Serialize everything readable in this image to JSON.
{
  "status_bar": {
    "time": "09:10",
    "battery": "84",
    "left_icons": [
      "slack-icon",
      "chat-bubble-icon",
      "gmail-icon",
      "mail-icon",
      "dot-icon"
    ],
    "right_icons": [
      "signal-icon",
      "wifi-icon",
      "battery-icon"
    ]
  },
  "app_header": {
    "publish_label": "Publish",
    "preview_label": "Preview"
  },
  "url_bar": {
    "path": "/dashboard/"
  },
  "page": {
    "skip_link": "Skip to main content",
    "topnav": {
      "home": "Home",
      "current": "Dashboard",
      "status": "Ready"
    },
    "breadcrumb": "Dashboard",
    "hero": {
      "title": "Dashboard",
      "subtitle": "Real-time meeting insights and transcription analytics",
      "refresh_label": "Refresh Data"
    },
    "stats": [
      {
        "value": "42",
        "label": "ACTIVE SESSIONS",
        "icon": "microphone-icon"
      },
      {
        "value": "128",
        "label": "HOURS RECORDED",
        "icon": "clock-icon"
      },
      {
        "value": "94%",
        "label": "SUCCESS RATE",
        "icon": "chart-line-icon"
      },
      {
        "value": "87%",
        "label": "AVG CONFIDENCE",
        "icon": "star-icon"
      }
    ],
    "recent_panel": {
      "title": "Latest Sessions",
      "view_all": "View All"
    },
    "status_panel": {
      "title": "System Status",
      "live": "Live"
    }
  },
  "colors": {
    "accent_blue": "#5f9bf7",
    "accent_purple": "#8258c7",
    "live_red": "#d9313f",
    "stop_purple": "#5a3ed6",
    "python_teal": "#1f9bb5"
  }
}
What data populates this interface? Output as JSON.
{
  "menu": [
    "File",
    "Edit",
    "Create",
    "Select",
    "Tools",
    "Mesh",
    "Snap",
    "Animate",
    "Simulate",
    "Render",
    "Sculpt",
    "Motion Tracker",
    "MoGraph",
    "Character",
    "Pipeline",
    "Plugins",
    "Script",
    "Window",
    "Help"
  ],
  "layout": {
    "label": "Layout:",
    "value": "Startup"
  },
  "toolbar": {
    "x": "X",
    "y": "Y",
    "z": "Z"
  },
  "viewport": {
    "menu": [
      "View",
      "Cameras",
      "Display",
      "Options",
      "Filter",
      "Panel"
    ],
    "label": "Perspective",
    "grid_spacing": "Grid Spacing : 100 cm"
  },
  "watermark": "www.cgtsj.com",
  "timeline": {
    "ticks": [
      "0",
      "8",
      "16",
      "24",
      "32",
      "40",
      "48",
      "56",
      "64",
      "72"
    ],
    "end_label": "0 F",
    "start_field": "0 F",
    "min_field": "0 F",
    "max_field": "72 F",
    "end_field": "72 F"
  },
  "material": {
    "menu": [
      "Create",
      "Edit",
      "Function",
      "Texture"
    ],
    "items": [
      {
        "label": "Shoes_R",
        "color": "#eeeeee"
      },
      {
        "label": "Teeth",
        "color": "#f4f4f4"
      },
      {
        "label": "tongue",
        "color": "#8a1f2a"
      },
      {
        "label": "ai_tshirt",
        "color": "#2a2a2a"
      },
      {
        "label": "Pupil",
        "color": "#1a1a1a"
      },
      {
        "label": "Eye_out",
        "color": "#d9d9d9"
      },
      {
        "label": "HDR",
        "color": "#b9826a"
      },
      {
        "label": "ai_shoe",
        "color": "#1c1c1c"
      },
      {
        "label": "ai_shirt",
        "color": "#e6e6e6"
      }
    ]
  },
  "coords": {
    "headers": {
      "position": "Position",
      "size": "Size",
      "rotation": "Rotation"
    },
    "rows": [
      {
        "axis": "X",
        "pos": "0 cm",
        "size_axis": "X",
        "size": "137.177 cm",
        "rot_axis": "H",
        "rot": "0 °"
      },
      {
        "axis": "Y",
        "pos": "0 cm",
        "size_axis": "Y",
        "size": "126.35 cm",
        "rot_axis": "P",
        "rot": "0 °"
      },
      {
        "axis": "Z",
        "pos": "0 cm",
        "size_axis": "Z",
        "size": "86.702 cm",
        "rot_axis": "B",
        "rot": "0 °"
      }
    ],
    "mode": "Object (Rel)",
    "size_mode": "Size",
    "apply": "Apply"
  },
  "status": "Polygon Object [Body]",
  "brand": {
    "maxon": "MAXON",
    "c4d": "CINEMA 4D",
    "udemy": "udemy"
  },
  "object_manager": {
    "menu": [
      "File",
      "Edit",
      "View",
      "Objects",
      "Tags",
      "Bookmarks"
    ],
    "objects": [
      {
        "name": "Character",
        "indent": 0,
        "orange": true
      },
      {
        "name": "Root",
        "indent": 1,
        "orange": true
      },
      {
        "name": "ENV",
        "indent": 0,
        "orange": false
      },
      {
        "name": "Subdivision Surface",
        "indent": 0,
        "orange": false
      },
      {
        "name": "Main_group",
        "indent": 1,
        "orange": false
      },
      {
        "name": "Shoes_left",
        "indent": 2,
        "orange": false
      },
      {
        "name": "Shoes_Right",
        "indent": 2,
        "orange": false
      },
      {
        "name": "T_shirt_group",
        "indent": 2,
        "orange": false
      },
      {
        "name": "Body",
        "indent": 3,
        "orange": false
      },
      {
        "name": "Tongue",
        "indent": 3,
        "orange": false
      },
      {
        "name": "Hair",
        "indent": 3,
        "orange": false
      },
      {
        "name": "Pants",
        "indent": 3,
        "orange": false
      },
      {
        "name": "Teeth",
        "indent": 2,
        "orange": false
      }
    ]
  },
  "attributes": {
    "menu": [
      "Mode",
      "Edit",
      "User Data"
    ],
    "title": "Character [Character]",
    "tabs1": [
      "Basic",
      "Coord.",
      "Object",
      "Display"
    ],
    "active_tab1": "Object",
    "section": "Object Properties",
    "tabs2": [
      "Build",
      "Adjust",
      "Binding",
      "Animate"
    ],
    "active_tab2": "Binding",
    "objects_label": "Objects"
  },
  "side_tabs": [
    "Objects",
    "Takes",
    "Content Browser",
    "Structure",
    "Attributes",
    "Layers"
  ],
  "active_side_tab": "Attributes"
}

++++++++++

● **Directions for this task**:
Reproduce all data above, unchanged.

● **Problem solution**:
Serialize everything readable in this image to JSON.
{
  "status_bar": {
    "time": "09:10",
    "battery": "84",
    "left_icons": [
      "slack-icon",
      "chat-bubble-icon",
      "gmail-icon",
      "mail-icon",
      "dot-icon"
    ],
    "right_icons": [
      "signal-icon",
      "wifi-icon",
      "battery-icon"
    ]
  },
  "app_header": {
    "publish_label": "Publish",
    "preview_label": "Preview"
  },
  "url_bar": {
    "path": "/dashboard/"
  },
  "page": {
    "skip_link": "Skip to main content",
    "topnav": {
      "home": "Home",
      "current": "Dashboard",
      "status": "Ready"
    },
    "breadcrumb": "Dashboard",
    "hero": {
      "title": "Dashboard",
      "subtitle": "Real-time meeting insights and transcription analytics",
      "refresh_label": "Refresh Data"
    },
    "stats": [
      {
        "value": "42",
        "label": "ACTIVE SESSIONS",
        "icon": "microphone-icon"
      },
      {
        "value": "128",
        "label": "HOURS RECORDED",
        "icon": "clock-icon"
      },
      {
        "value": "94%",
        "label": "SUCCESS RATE",
        "icon": "chart-line-icon"
      },
      {
        "value": "87%",
        "label": "AVG CONFIDENCE",
        "icon": "star-icon"
      }
    ],
    "recent_panel": {
      "title": "Latest Sessions",
      "view_all": "View All"
    },
    "status_panel": {
      "title": "System Status",
      "live": "Live"
    }
  },
  "colors": {
    "accent_blue": "#5f9bf7",
    "accent_purple": "#8258c7",
    "live_red": "#d9313f",
    "stop_purple": "#5a3ed6",
    "python_teal": "#1f9bb5"
  }
}
What data populates this interface? Output as JSON.
{
  "menu": [
    "File",
    "Edit",
    "Create",
    "Select",
    "Tools",
    "Mesh",
    "Snap",
    "Animate",
    "Simulate",
    "Render",
    "Sculpt",
    "Motion Tracker",
    "MoGraph",
    "Character",
    "Pipeline",
    "Plugins",
    "Script",
    "Window",
    "Help"
  ],
  "layout": {
    "label": "Layout:",
    "value": "Startup"
  },
  "toolbar": {
    "x": "X",
    "y": "Y",
    "z": "Z"
  },
  "viewport": {
    "menu": [
      "View",
      "Cameras",
      "Display",
      "Options",
      "Filter",
      "Panel"
    ],
    "label": "Perspective",
    "grid_spacing": "Grid Spacing : 100 cm"
  },
  "watermark": "www.cgtsj.com",
  "timeline": {
    "ticks": [
      "0",
      "8",
      "16",
      "24",
      "32",
      "40",
      "48",
      "56",
      "64",
      "72"
    ],
    "end_label": "0 F",
    "start_field": "0 F",
    "min_field": "0 F",
    "max_field": "72 F",
    "end_field": "72 F"
  },
  "material": {
    "menu": [
      "Create",
      "Edit",
      "Function",
      "Texture"
    ],
    "items": [
      {
        "label": "Shoes_R",
        "color": "#eeeeee"
      },
      {
        "label": "Teeth",
        "color": "#f4f4f4"
      },
      {
        "label": "tongue",
        "color": "#8a1f2a"
      },
      {
        "label": "ai_tshirt",
        "color": "#2a2a2a"
      },
      {
        "label": "Pupil",
        "color": "#1a1a1a"
      },
      {
        "label": "Eye_out",
        "color": "#d9d9d9"
      },
      {
        "label": "HDR",
        "color": "#b9826a"
      },
      {
        "label": "ai_shoe",
        "color": "#1c1c1c"
      },
      {
        "label": "ai_shirt",
        "color": "#e6e6e6"
      }
    ]
  },
  "coords": {
    "headers": {
      "position": "Position",
      "size": "Size",
      "rotation": "Rotation"
    },
    "rows": [
      {
        "axis": "X",
        "pos": "0 cm",
        "size_axis": "X",
        "size": "137.177 cm",
        "rot_axis": "H",
        "rot": "0 °"
      },
      {
        "axis": "Y",
        "pos": "0 cm",
        "size_axis": "Y",
        "size": "126.35 cm",
        "rot_axis": "P",
        "rot": "0 °"
      },
      {
        "axis": "Z",
        "pos": "0 cm",
        "size_axis": "Z",
        "size": "86.702 cm",
        "rot_axis": "B",
        "rot": "0 °"
      }
    ],
    "mode": "Object (Rel)",
    "size_mode": "Size",
    "apply": "Apply"
  },
  "status": "Polygon Object [Body]",
  "brand": {
    "maxon": "MAXON",
    "c4d": "CINEMA 4D",
    "udemy": "udemy"
  },
  "object_manager": {
    "menu": [
      "File",
      "Edit",
      "View",
      "Objects",
      "Tags",
      "Bookmarks"
    ],
    "objects": [
      {
        "name": "Character",
        "indent": 0,
        "orange": true
      },
      {
        "name": "Root",
        "indent": 1,
        "orange": true
      },
      {
        "name": "ENV",
        "indent": 0,
        "orange": false
      },
      {
        "name": "Subdivision Surface",
        "indent": 0,
        "orange": false
      },
      {
        "name": "Main_group",
        "indent": 1,
        "orange": false
      },
      {
        "name": "Shoes_left",
        "indent": 2,
        "orange": false
      },
      {
        "name": "Shoes_Right",
        "indent": 2,
        "orange": false
      },
      {
        "name": "T_shirt_group",
        "indent": 2,
        "orange": false
      },
      {
        "name": "Body",
        "indent": 3,
        "orange": false
      },
      {
        "name": "Tongue",
        "indent": 3,
        "orange": false
      },
      {
        "name": "Hair",
        "indent": 3,
        "orange": false
      },
      {
        "name": "Pants",
        "indent": 3,
        "orange": false
      },
      {
        "name": "Teeth",
        "indent": 2,
        "orange": false
      }
    ]
  },
  "attributes": {
    "menu": [
      "Mode",
      "Edit",
      "User Data"
    ],
    "title": "Character [Character]",
    "tabs1": [
      "Basic",
      "Coord.",
      "Object",
      "Display"
    ],
    "active_tab1": "Object",
    "section": "Object Properties",
    "tabs2": [
      "Build",
      "Adjust",
      "Binding",
      "Animate"
    ],
    "active_tab2": "Binding",
    "objects_label": "Objects"
  },
  "side_tabs": [
    "Objects",
    "Takes",
    "Content Browser",
    "Structure",
    "Attributes",
    "Layers"
  ],
  "active_side_tab": "Attributes"
}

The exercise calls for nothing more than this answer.